baboon2004
29-07-2016, 06:33 PM
Seems strange that so soon after the Fukushima disaster, the UK government would be pushing so strongly towards nuclear power anyways (not even thinking about the insanity of the particular plan that has been chosen). Although Chernobyl didn't prevent the UK moving to 25% nuclear power in the mid 90s, from what I just read, so maybe not that strange.

Mr. Tea
29-07-2016, 07:18 PM
Seems strange that so soon after the Fukushima disaster, the UK government would be pushing so strongly towards nuclear power anyways (not even thinking about the insanity of the particular plan that has been chosen). Although Chernobyl didn't prevent the UK moving to 25% nuclear power in the mid 90s, from what I just read, so maybe not that strange.

Chernobyl happened as a result of mismanagement (officials insisted a planned experiment take place despite scientists and engineers warning it was unsafe) and Fukushima happened as a result of a tsunami - not generally a problem in Somerset - and obsolete reactor design (another, much more modern plant 25 miles down the coast suffered minimal damage).

Really the risk of accidents is greatly exaggerated in the public mind. Some people think that accidents are inevitable or 'only a matter of time' but if that were the case, France would be uninhabitable radioactive wasteland.

That's not to say that some designs aren't safer than others, of course.

HMGovt
29-07-2016, 08:16 PM
Fukushima happened as a result of a tsunami - not generally a problem in Somerset

https://upload.wikimedia.org/wikipedia/commons/1/18/Somerset.gif

https://en.wikipedia.org/wiki/Bristol_Channel_floods,_1607

HMGovt
29-07-2016, 08:18 PM
Thorium cycle or whatever Monbiot was on about on Today this morning - integrated reactors that could 'burn' all the fuel and bomb bits lying around in Sellafield for the next 500 years. Why are we not building those? China is planning too.

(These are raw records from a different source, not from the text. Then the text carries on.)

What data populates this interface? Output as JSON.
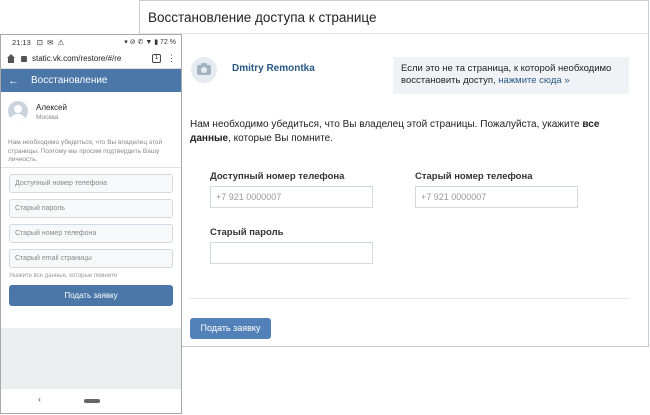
{
  "desktop": {
    "title": "Восстановление доступа к странице",
    "profile_name": "Dmitry Remontka",
    "notice_text": "Если это не та страница, к которой необходимо восстановить доступ,",
    "notice_link": "нажмите сюда »",
    "lead_text": "Нам необходимо убедиться, что Вы владелец этой страницы. Пожалуйста, укажите",
    "lead_bold": "все данные",
    "lead_tail": ", которые Вы помните.",
    "fields": {
      "phone_label": "Доступный номер телефона",
      "phone_placeholder": "+7 921 0000007",
      "old_phone_label": "Старый номер телефона",
      "old_phone_placeholder": "+7 921 0000007",
      "old_password_label": "Старый пароль",
      "old_password_value": ""
    },
    "submit_label": "Подать заявку"
  },
  "mobile": {
    "status": {
      "time": "21:13",
      "icons": "⊡ ✉ ⚠",
      "right": "▾ ⊘ ✆ ▼ ▮ 72 %"
    },
    "url": "static.vk.com/restore/#/re",
    "tab_count": "1",
    "appbar_title": "Восстановление",
    "user_name": "Алексей",
    "user_city": "Москва",
    "info_text": "Нам необходимо убедиться, что Вы владелец этой страницы. Поэтому мы просим подтвердить Вашу личность.",
    "inputs": [
      "Доступный номер телефона",
      "Старый пароль",
      "Старый номер телефона",
      "Старый email страницы"
    ],
    "hint": "Укажите все данные, которые помните",
    "submit_label": "Подать заявку"
  }
}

Mr. Tea
29-07-2016, 10:03 PM
Thorium cycle or whatever Monbiot was on about on Today this morning - integrated reactors that could 'burn' all the fuel and bomb bits lying around in Sellafield for the next 500 years. Why are we not building those? China is planning too.

Fuck knows. It's depressing to think how many of these sorts of schemes are perfectly viable from a scientific and technical (and potentially even economic) POV but get blocked because it's less effort just to carry on as usual.

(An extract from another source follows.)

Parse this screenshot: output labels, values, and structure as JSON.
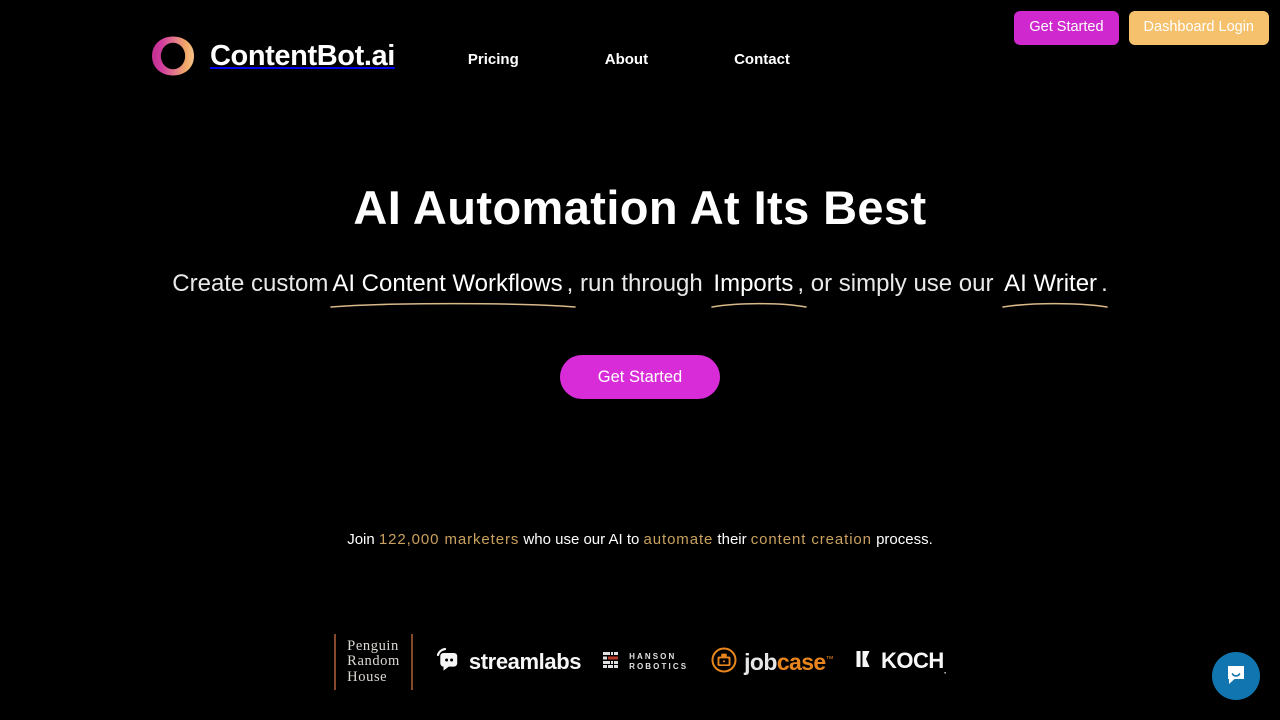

Regarding Hinkley in particular, it does seem like the government declares its hands tied when thousands of jobs are at stake in precarious UK industry but has unlimited billions of public money available to prop up mismanaged projects involving foreign-owned firms.

baboon2004
30-07-2016, 02:43 PM
Chernobyl happened as a result of mismanagement (officials insisted a planned experiment take place despite scientists and engineers warning it was unsafe) and Fukushima happened as a result of a tsunami - not generally a problem in Somerset - and obsolete reactor design (another, much more modern plant 25 miles down the coast suffered minimal damage).

Really the risk of accidents is greatly exaggerated in the public mind. Some people think that accidents are inevitable or 'only a matter of time' but if that were the case, France would be uninhabitable radioactive wasteland.

That's not to say that some designs aren't safer than others, of course.

Fair enough, that makes sense. Then the problem is 'merely' that the firm making the reactor in this case is under continuing investigation for their safety practices.

Many have described France as an uninhabitable radioactive wasteland though.